Dataset excerpts:
++++

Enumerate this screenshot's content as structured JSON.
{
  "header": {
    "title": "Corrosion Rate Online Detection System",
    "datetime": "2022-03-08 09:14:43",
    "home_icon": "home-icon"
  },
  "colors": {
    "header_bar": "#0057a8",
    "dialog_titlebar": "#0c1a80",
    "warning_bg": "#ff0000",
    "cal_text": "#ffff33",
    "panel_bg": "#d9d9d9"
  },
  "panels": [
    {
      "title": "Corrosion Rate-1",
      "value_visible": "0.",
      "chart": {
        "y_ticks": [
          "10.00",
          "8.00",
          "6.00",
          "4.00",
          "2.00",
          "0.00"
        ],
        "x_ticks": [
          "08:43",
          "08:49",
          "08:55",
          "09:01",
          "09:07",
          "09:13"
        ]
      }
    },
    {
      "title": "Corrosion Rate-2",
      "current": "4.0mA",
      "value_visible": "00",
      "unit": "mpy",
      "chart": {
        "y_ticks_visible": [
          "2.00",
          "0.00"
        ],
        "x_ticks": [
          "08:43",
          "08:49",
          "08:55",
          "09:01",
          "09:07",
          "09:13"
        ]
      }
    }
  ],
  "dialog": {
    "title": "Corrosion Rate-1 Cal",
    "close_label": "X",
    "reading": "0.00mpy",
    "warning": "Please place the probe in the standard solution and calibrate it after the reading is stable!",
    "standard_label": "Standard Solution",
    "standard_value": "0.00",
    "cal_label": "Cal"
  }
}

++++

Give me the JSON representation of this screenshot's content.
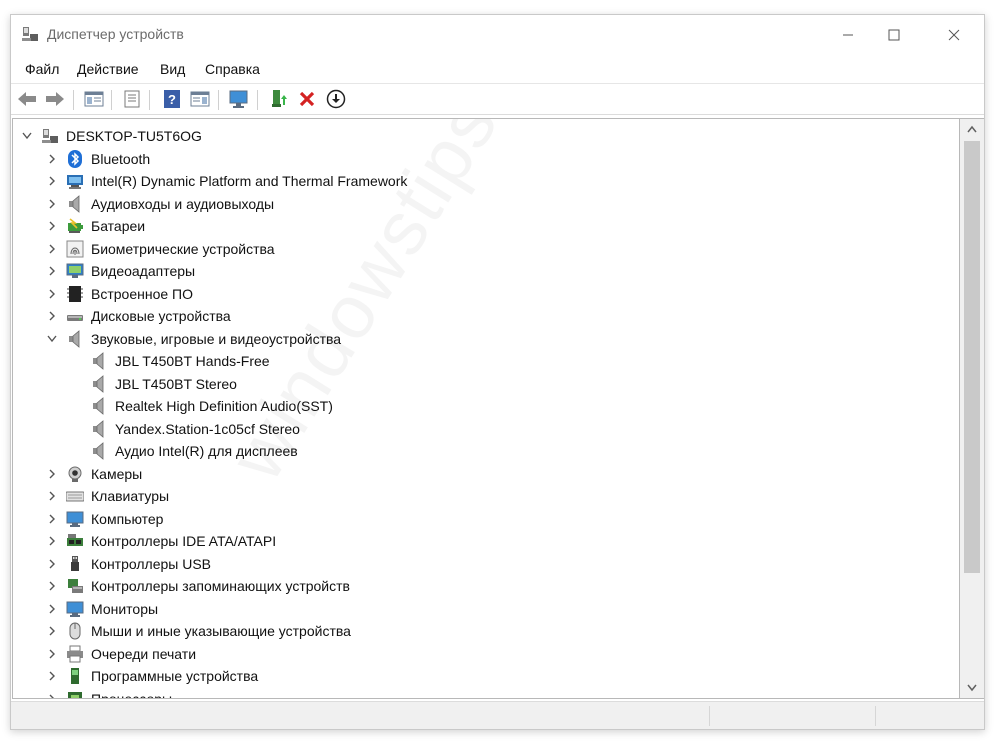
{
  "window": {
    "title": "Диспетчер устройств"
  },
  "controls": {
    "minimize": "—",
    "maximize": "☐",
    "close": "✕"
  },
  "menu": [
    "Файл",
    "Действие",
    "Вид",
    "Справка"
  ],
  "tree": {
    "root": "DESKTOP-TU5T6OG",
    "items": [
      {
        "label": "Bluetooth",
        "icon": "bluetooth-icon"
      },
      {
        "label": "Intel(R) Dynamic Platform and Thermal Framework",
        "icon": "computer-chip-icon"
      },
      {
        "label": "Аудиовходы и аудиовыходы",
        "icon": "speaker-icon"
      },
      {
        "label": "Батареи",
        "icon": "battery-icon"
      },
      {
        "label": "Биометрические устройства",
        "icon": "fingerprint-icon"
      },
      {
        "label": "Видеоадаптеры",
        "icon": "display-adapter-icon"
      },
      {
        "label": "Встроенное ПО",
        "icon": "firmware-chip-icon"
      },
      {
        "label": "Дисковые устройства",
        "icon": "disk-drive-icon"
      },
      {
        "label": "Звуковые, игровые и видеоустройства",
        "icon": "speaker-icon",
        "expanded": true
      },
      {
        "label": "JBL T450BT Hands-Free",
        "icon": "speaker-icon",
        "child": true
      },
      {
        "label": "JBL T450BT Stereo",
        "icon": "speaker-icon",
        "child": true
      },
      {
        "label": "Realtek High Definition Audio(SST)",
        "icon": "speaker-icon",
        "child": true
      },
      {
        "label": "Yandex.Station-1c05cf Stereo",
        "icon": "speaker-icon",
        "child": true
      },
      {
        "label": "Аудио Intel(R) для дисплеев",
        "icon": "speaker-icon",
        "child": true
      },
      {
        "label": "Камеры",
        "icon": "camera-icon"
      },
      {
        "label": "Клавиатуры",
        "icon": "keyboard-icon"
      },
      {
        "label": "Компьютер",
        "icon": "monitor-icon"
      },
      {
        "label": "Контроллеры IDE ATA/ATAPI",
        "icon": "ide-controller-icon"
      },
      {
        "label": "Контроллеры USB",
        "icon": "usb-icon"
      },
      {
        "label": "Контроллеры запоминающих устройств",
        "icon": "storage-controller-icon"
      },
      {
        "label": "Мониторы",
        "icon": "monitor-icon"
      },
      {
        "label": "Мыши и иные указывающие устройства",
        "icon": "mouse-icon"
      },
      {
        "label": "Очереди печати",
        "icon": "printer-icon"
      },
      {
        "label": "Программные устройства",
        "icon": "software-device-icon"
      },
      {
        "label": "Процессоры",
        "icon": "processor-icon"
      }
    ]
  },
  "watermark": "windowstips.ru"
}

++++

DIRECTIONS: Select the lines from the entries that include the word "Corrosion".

EXERCISE OUTPUT:
    "title": "Corrosion Rate Online Detection System",
      "title": "Corrosion Rate-1",
      "title": "Corrosion Rate-2",
    "title": "Corrosion Rate-1 Cal",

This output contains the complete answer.